----- Data records

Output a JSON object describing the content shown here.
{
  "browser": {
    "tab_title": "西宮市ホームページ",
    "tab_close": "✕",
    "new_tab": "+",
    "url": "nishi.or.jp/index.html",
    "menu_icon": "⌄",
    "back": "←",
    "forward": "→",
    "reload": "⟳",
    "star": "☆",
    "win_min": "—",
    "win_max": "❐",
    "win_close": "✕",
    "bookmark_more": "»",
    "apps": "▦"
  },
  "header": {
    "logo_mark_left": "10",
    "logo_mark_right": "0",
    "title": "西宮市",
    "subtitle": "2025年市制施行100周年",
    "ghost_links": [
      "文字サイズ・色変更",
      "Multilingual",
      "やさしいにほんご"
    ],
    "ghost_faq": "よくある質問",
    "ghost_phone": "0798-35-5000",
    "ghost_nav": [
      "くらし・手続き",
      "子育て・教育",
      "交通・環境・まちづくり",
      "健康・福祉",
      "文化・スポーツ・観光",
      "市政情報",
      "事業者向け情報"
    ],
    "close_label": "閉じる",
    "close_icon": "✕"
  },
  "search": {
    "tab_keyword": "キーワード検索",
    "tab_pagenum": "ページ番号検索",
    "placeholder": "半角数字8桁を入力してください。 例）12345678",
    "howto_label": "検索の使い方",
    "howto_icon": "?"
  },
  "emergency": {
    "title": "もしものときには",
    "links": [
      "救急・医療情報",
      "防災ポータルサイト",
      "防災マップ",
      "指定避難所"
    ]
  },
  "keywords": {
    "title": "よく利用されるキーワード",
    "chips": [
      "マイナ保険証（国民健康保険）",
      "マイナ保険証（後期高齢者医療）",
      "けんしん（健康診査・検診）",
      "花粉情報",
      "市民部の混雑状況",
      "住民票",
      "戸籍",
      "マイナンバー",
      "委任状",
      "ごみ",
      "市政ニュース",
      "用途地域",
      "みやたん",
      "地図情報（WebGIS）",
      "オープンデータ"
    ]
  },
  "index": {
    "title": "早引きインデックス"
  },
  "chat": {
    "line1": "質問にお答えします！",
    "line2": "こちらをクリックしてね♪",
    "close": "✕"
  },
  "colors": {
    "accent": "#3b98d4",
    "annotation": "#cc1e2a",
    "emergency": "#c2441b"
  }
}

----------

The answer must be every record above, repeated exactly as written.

▶ Solution
Output a JSON object describing the content shown here.
{
  "browser": {
    "tab_title": "西宮市ホームページ",
    "tab_close": "✕",
    "new_tab": "+",
    "url": "nishi.or.jp/index.html",
    "menu_icon": "⌄",
    "back": "←",
    "forward": "→",
    "reload": "⟳",
    "star": "☆",
    "win_min": "—",
    "win_max": "❐",
    "win_close": "✕",
    "bookmark_more": "»",
    "apps": "▦"
  },
  "header": {
    "logo_mark_left": "10",
    "logo_mark_right": "0",
    "title": "西宮市",
    "subtitle": "2025年市制施行100周年",
    "ghost_links": [
      "文字サイズ・色変更",
      "Multilingual",
      "やさしいにほんご"
    ],
    "ghost_faq": "よくある質問",
    "ghost_phone": "0798-35-5000",
    "ghost_nav": [
      "くらし・手続き",
      "子育て・教育",
      "交通・環境・まちづくり",
      "健康・福祉",
      "文化・スポーツ・観光",
      "市政情報",
      "事業者向け情報"
    ],
    "close_label": "閉じる",
    "close_icon": "✕"
  },
  "search": {
    "tab_keyword": "キーワード検索",
    "tab_pagenum": "ページ番号検索",
    "placeholder": "半角数字8桁を入力してください。 例）12345678",
    "howto_label": "検索の使い方",
    "howto_icon": "?"
  },
  "emergency": {
    "title": "もしものときには",
    "links": [
      "救急・医療情報",
      "防災ポータルサイト",
      "防災マップ",
      "指定避難所"
    ]
  },
  "keywords": {
    "title": "よく利用されるキーワード",
    "chips": [
      "マイナ保険証（国民健康保険）",
      "マイナ保険証（後期高齢者医療）",
      "けんしん（健康診査・検診）",
      "花粉情報",
      "市民部の混雑状況",
      "住民票",
      "戸籍",
      "マイナンバー",
      "委任状",
      "ごみ",
      "市政ニュース",
      "用途地域",
      "みやたん",
      "地図情報（WebGIS）",
      "オープンデータ"
    ]
  },
  "index": {
    "title": "早引きインデックス"
  },
  "chat": {
    "line1": "質問にお答えします！",
    "line2": "こちらをクリックしてね♪",
    "close": "✕"
  },
  "colors": {
    "accent": "#3b98d4",
    "annotation": "#cc1e2a",
    "emergency": "#c2441b"
  }
}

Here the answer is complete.